## Work to be completed
From the first line to the last, copy the data below word for word.

## Provided entries
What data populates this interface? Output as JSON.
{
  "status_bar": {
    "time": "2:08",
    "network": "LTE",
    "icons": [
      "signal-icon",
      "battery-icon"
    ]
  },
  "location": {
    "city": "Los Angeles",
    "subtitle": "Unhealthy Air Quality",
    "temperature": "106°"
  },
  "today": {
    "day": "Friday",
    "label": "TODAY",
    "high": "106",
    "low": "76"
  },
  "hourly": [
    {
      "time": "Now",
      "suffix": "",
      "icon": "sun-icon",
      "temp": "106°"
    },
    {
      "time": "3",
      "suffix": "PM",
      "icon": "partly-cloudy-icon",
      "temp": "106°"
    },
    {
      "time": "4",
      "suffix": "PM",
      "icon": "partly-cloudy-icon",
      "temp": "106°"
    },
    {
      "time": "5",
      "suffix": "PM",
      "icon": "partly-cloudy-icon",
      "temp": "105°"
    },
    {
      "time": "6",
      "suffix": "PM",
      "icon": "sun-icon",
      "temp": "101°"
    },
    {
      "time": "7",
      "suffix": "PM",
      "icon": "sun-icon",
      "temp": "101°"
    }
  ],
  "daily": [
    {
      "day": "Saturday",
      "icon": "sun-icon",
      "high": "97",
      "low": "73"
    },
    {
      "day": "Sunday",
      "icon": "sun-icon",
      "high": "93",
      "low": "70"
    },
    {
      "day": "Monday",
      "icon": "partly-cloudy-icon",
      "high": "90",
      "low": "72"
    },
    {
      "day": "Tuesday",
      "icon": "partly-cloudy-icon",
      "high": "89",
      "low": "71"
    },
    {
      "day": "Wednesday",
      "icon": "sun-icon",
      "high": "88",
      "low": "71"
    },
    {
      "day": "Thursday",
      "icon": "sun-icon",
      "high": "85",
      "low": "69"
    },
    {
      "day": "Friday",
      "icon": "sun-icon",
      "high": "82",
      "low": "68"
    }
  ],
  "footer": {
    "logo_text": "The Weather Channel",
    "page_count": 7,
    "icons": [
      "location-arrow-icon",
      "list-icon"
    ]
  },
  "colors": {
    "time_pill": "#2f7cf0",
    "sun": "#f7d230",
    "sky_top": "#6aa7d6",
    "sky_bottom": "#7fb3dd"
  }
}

## Task result
What data populates this interface? Output as JSON.
{
  "status_bar": {
    "time": "2:08",
    "network": "LTE",
    "icons": [
      "signal-icon",
      "battery-icon"
    ]
  },
  "location": {
    "city": "Los Angeles",
    "subtitle": "Unhealthy Air Quality",
    "temperature": "106°"
  },
  "today": {
    "day": "Friday",
    "label": "TODAY",
    "high": "106",
    "low": "76"
  },
  "hourly": [
    {
      "time": "Now",
      "suffix": "",
      "icon": "sun-icon",
      "temp": "106°"
    },
    {
      "time": "3",
      "suffix": "PM",
      "icon": "partly-cloudy-icon",
      "temp": "106°"
    },
    {
      "time": "4",
      "suffix": "PM",
      "icon": "partly-cloudy-icon",
      "temp": "106°"
    },
    {
      "time": "5",
      "suffix": "PM",
      "icon": "partly-cloudy-icon",
      "temp": "105°"
    },
    {
      "time": "6",
      "suffix": "PM",
      "icon": "sun-icon",
      "temp": "101°"
    },
    {
      "time": "7",
      "suffix": "PM",
      "icon": "sun-icon",
      "temp": "101°"
    }
  ],
  "daily": [
    {
      "day": "Saturday",
      "icon": "sun-icon",
      "high": "97",
      "low": "73"
    },
    {
      "day": "Sunday",
      "icon": "sun-icon",
      "high": "93",
      "low": "70"
    },
    {
      "day": "Monday",
      "icon": "partly-cloudy-icon",
      "high": "90",
      "low": "72"
    },
    {
      "day": "Tuesday",
      "icon": "partly-cloudy-icon",
      "high": "89",
      "low": "71"
    },
    {
      "day": "Wednesday",
      "icon": "sun-icon",
      "high": "88",
      "low": "71"
    },
    {
      "day": "Thursday",
      "icon": "sun-icon",
      "high": "85",
      "low": "69"
    },
    {
      "day": "Friday",
      "icon": "sun-icon",
      "high": "82",
      "low": "68"
    }
  ],
  "footer": {
    "logo_text": "The Weather Channel",
    "page_count": 7,
    "icons": [
      "location-arrow-icon",
      "list-icon"
    ]
  },
  "colors": {
    "time_pill": "#2f7cf0",
    "sun": "#f7d230",
    "sky_top": "#6aa7d6",
    "sky_bottom": "#7fb3dd"
  }
}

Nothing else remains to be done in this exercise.